- **What the task asks**: Search the records below for the word "scroll". Copy each line where it occurs.

[Recorded data]
▽

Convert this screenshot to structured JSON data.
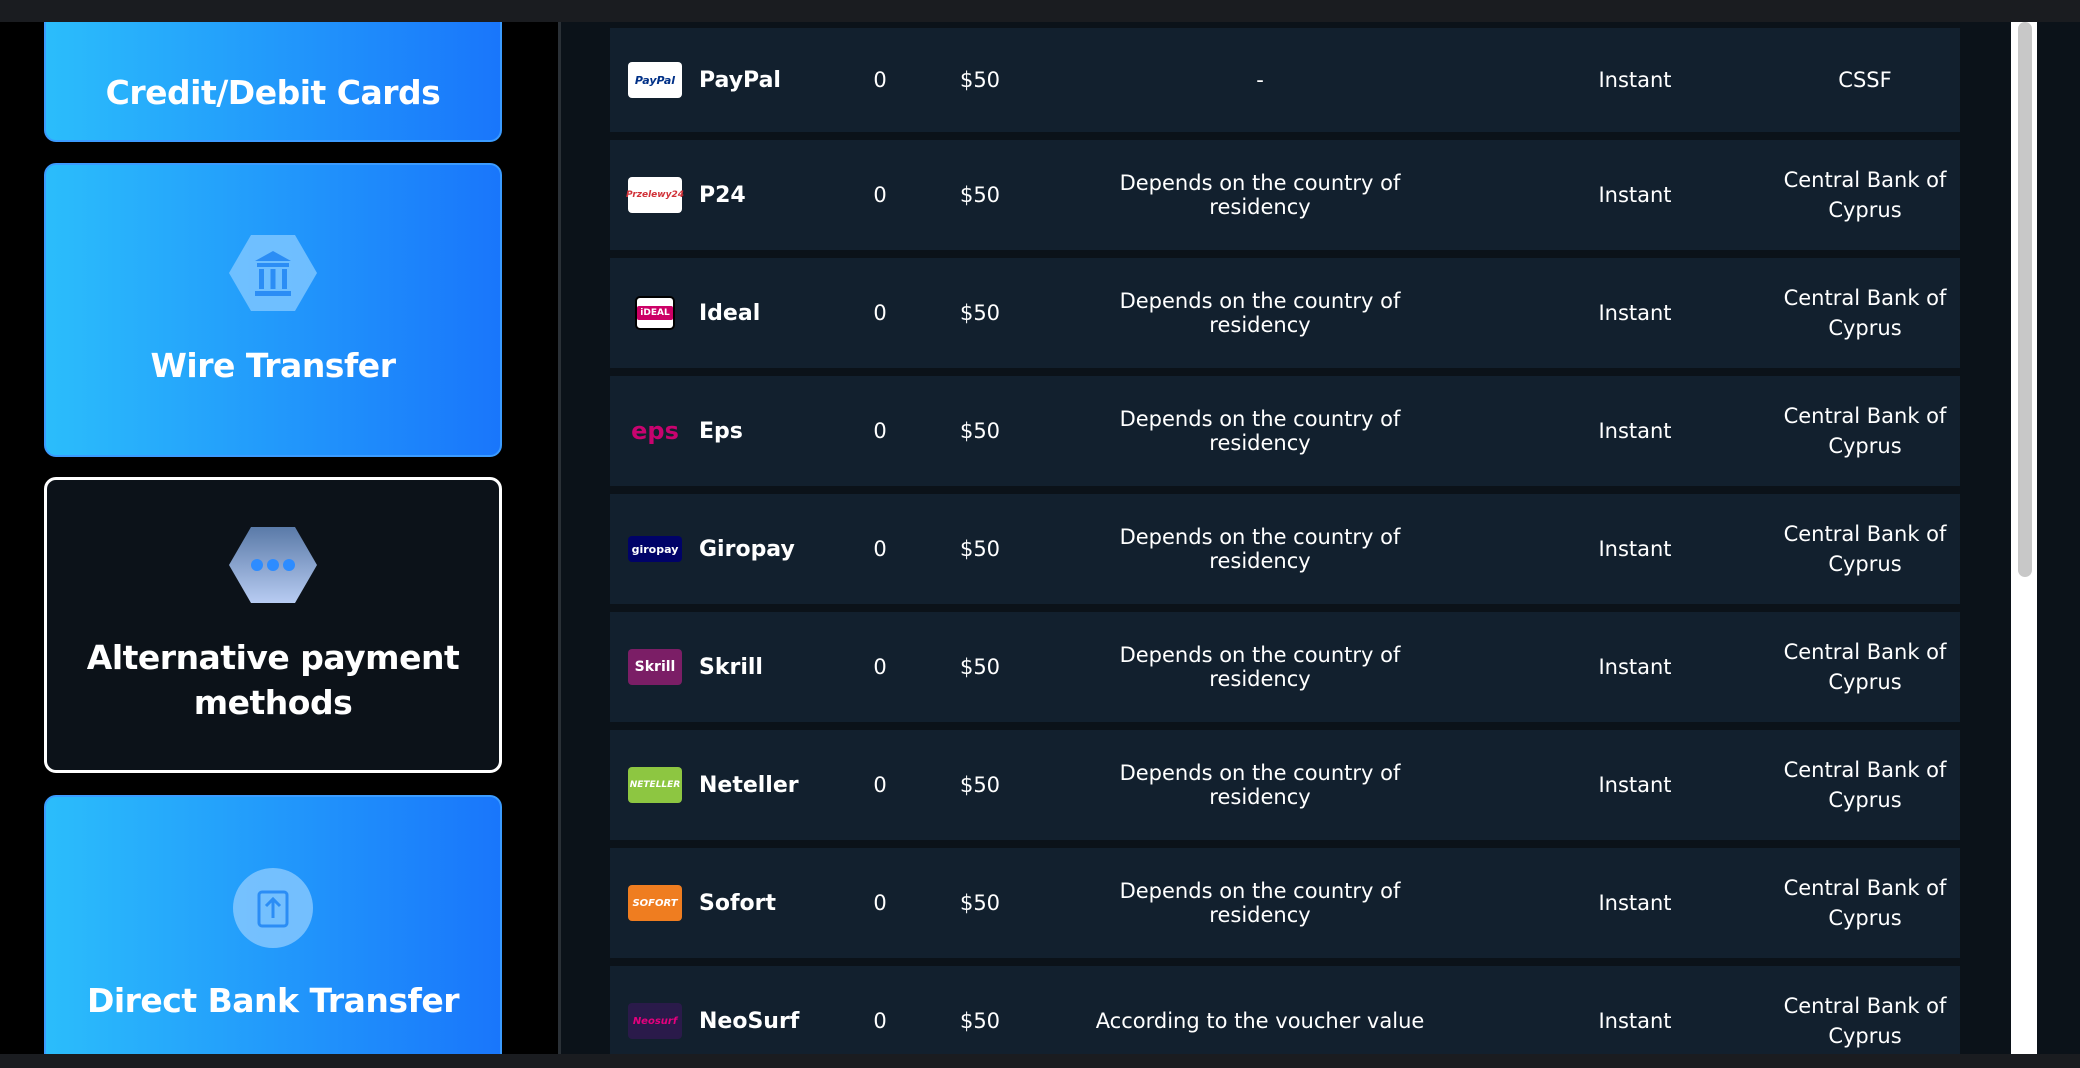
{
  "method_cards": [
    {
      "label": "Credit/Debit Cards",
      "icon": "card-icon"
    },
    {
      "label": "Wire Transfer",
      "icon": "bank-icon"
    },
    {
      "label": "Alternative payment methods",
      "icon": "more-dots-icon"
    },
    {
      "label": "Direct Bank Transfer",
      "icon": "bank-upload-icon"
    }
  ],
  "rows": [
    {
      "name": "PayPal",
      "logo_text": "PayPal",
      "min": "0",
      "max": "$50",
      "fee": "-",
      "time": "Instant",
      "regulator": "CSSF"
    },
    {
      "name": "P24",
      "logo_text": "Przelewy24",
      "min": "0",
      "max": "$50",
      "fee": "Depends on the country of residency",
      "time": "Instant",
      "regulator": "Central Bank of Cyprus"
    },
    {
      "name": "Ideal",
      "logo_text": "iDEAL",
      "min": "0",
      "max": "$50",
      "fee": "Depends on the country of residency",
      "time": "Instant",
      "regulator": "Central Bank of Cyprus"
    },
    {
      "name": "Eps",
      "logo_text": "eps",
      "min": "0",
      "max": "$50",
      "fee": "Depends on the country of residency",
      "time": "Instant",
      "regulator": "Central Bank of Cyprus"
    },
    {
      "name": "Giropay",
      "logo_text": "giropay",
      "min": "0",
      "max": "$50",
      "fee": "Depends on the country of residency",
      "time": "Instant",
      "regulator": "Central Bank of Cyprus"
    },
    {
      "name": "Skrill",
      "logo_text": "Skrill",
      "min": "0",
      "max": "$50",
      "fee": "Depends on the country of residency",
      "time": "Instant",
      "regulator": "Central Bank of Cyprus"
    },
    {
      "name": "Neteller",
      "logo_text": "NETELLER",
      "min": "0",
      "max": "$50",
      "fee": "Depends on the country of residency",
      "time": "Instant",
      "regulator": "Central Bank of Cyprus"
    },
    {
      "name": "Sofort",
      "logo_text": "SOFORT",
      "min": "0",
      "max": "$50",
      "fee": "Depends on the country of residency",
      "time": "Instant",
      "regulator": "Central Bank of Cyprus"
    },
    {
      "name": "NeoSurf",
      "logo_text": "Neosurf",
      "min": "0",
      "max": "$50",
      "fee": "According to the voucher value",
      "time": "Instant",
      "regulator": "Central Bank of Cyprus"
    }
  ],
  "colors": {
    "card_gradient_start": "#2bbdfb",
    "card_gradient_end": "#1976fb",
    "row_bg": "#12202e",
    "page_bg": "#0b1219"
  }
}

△
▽

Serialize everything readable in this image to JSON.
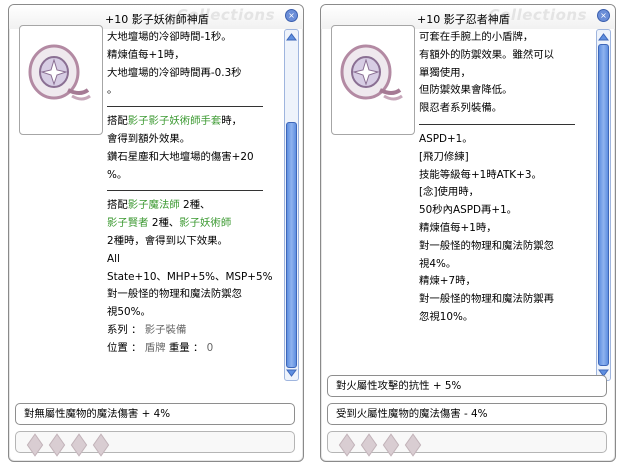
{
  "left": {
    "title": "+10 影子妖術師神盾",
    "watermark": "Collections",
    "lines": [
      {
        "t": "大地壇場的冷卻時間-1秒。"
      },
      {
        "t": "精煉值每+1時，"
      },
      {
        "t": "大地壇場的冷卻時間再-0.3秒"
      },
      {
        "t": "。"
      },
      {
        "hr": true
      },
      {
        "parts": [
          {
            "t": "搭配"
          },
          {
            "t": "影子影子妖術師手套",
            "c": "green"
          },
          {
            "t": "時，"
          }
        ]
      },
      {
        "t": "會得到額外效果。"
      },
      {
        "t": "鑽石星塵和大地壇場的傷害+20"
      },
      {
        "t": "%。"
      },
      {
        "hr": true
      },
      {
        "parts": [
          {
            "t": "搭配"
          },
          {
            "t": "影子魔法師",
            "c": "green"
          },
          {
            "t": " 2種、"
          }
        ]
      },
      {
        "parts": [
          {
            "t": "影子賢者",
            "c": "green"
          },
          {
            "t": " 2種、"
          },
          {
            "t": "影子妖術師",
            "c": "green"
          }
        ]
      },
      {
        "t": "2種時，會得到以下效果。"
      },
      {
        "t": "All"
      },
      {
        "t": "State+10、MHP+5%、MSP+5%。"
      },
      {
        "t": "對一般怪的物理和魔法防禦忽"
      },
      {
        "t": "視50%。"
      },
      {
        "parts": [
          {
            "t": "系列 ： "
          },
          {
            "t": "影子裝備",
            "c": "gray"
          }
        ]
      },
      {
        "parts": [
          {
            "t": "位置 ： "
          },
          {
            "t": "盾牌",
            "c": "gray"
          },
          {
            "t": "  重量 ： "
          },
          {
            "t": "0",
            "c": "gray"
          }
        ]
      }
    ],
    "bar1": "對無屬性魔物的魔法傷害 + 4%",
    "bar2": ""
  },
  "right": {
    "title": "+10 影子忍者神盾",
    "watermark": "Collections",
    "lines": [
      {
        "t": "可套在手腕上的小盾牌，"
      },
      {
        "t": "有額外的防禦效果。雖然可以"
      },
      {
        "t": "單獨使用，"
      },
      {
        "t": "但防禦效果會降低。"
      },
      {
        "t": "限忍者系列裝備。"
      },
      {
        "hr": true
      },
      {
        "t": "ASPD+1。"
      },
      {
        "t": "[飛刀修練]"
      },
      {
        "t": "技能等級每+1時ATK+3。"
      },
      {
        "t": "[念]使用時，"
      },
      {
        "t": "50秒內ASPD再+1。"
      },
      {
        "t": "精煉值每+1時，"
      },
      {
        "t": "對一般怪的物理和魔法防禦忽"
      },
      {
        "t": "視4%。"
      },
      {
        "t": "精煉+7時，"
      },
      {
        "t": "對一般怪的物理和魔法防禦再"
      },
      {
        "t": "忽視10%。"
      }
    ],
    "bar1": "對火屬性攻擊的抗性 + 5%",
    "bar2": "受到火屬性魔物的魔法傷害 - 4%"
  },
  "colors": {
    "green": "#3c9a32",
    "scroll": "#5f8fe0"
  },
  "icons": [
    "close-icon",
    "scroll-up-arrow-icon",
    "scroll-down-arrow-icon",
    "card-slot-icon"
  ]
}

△

- **Task solution**:
    "scroll": "#5f8fe0"
    "scroll-up-arrow-icon",
    "scroll-down-arrow-icon",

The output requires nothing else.